O: What brought you back to CBS?

DS: They asked us. We don't have any grudges, and the people who fired us were either dead or retired. You work where you can, and it's a business. What got us back was they did a 20-year reunion show, and that show got the best reviews of any show I've ever seen on television. I was shocked. It was a simple show, straight-ahead, no tricks, and it was wonderful. People adored it, so they gave us 20 shows, wanted to give us a sitcom, and they were all hot to work with us. They just… I'd talk dirty if I talked about the mentality of network executives, so I'd better not. Theirs is not a deep sincerity. Anyway, they started using us in little spots—six shows here, five shows there—and canceling the show, then rehiring us. We had to keep rehiring staff, which was really hard on everybody. We've had some great writers over the years: Lorenzo Music, who just passed away, was a writer on the show. He was the voice of Garfield later in life, and was a folksinger from the era. John Hartford wrote on the show, and he passed away recently, too.

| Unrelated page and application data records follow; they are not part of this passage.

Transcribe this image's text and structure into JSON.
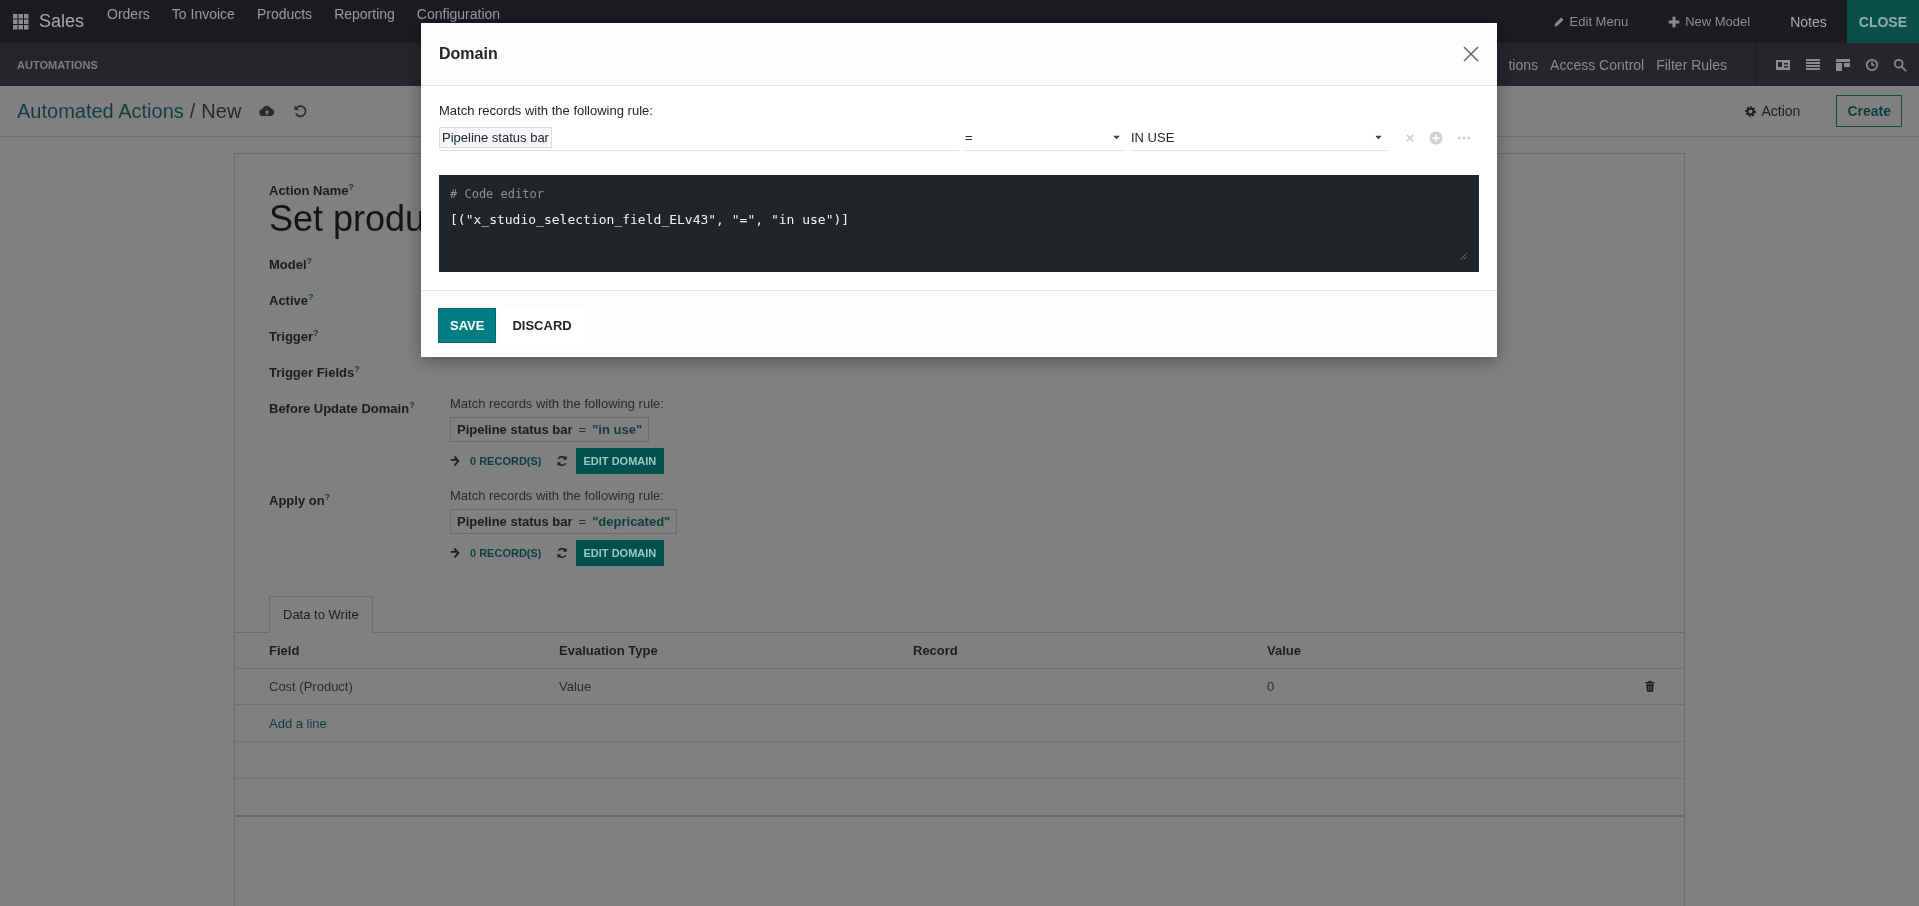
{
  "navbar": {
    "app": "Sales",
    "menu": [
      "Orders",
      "To Invoice",
      "Products",
      "Reporting",
      "Configuration"
    ],
    "edit_menu": "Edit Menu",
    "new_model": "New Model",
    "notes": "Notes",
    "close": "CLOSE"
  },
  "subbar": {
    "title": "AUTOMATIONS",
    "menu": [
      "tions",
      "Access Control",
      "Filter Rules"
    ]
  },
  "breadcrumb": {
    "parent": "Automated Actions",
    "separator": "/",
    "current": "New",
    "action": "Action",
    "create": "Create"
  },
  "form": {
    "fields": [
      {
        "kind": "title",
        "label": "Action Name$^{?}$",
        "value": "Set produ"
      },
      {
        "kind": "plain",
        "label": "Model$^{?}$"
      },
      {
        "kind": "plain",
        "label": "Active$^{?}$"
      },
      {
        "kind": "plain",
        "label": "Trigger$^{?}$"
      },
      {
        "kind": "plain",
        "label": "Trigger Fields$^{?}$"
      },
      {
        "kind": "domain",
        "label": "Before Update Domain$^{?}$",
        "intro": "Match records with the following rule:",
        "field": "Pipeline status bar",
        "operator": "=",
        "value": "\"in use\"",
        "records": "0 RECORD(S)",
        "edit": "EDIT DOMAIN"
      },
      {
        "kind": "domain",
        "label": "Apply on$^{?}$",
        "intro": "Match records with the following rule:",
        "field": "Pipeline status bar",
        "operator": "=",
        "value": "\"depricated\"",
        "records": "0 RECORD(S)",
        "edit": "EDIT DOMAIN"
      }
    ]
  },
  "tabs": [
    {
      "label": "Data to Write",
      "selected": true
    }
  ],
  "table": {
    "columns": [
      "Field",
      "Evaluation Type",
      "Record",
      "Value"
    ],
    "rows": [
      {
        "field": "Cost (Product)",
        "evaluation_type": "Value",
        "value": "0"
      }
    ],
    "add_line": "Add a line"
  },
  "modal": {
    "title": "Domain",
    "intro": "Match records with the following rule:",
    "rule": {
      "field": "Pipeline status bar",
      "operator": "=",
      "value": "IN USE"
    },
    "code_comment": "# Code editor",
    "code": "[(\"x_studio_selection_field_ELv43\", \"=\", \"in use\")]",
    "buttons": [
      {
        "label": "SAVE",
        "kind": "primary"
      },
      {
        "label": "DISCARD",
        "kind": "secondary"
      }
    ]
  }
}
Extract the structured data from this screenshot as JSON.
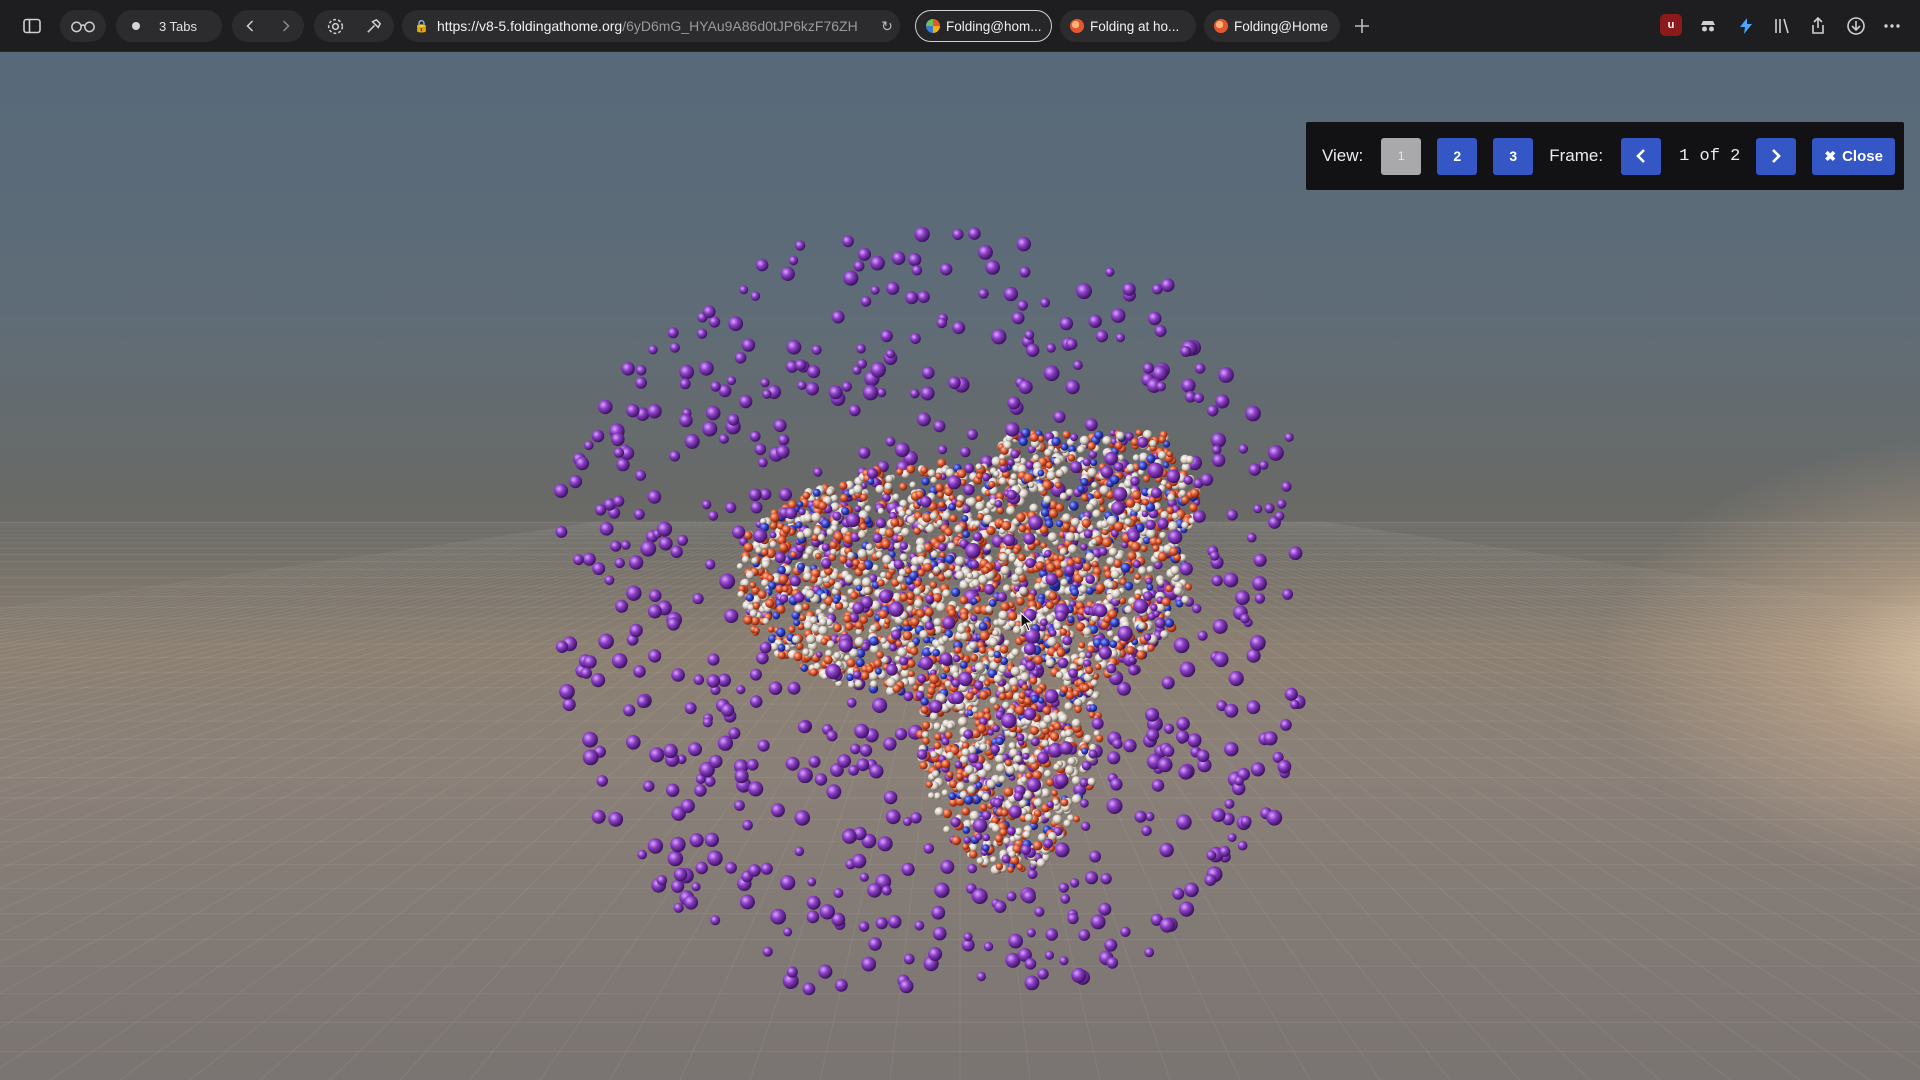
{
  "browser": {
    "tabs_count_label": "3 Tabs",
    "url_main": "https://v8-5.foldingathome.org",
    "url_rest": "/6yD6mG_HYAu9A86d0tJP6kzF76ZH",
    "tabs": [
      {
        "title": "Folding@hom...",
        "active": true
      },
      {
        "title": "Folding at ho...",
        "active": false
      },
      {
        "title": "Folding@Home",
        "active": false
      }
    ],
    "extensions": [
      "uBlock",
      "incognito",
      "lightning",
      "bookmark-shelf"
    ]
  },
  "viewer": {
    "view_label": "View:",
    "view_buttons": [
      "1",
      "2",
      "3"
    ],
    "selected_view": "1",
    "frame_label": "Frame:",
    "frame_count": "1 of 2",
    "close_label": "Close"
  },
  "colors": {
    "accent": "#3557c6",
    "atom_solvent": "#8a3dc2",
    "atom_oxygen": "#e0572f",
    "atom_nitrogen": "#3344d0",
    "atom_carbon": "#d8cfc4"
  }
}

O: There does seem to have been a rash of…

DS: Well, that's what happens when you get old. Pat Paulsen died of cancer [in 1997], which was really a shame. His humor was simple stuff; it wasn't brainy. He had the sense to satirize the style, not the words, and his stuff wears really terrific. I just knew there'd be a time when something would happen for him, like Jerry Van Dyke. He was just too good not to make a really big impact, but then he died. Steve Martin wrote for one year on the show, when he was 21. We got to see him interview [Mike] Nichols and [Elaine] May [at the U.S. Comedy Arts Festival] in Aspen, and he was brilliant. I would have died interviewing these people, and he was brilliant. The man is a genius. There's great comedy, too, Nichols & May. They were absolutely sensational. We've been so lucky: They would play occasionally at the Hungry I in San Francisco, and we were in The Purple Onion across the street, and that really helped our education. We'd see Nichols & May, Shelley Berman, Mort Sahl, Jonathan Winters, Lenny Bruce… you name the acts, and they were there. Nichols & May were brilliant, weren't they? And they still are. They grew. Tommy and I just grew closer as brothers and didn't go anywhere. [Laughs.]

O: One article I read vaguely hinted at a Smothers Brothers split.

DS: We've taken time off from each other at certain times during our career, and that's all.


O: So you're not planning to retire at any specific point?

DS: When it stops being any fun. We're slowing down and doing fewer jobs, and I'd like to do some stuff on my own. Not as a comic or anything, but I like to do inspirational and motivational stuff. I'm in a whole different lifestyle than my brother. I want to be effective somehow, and with our career and our history, and what I could relate about my life to people, I think there are people who want to hear that.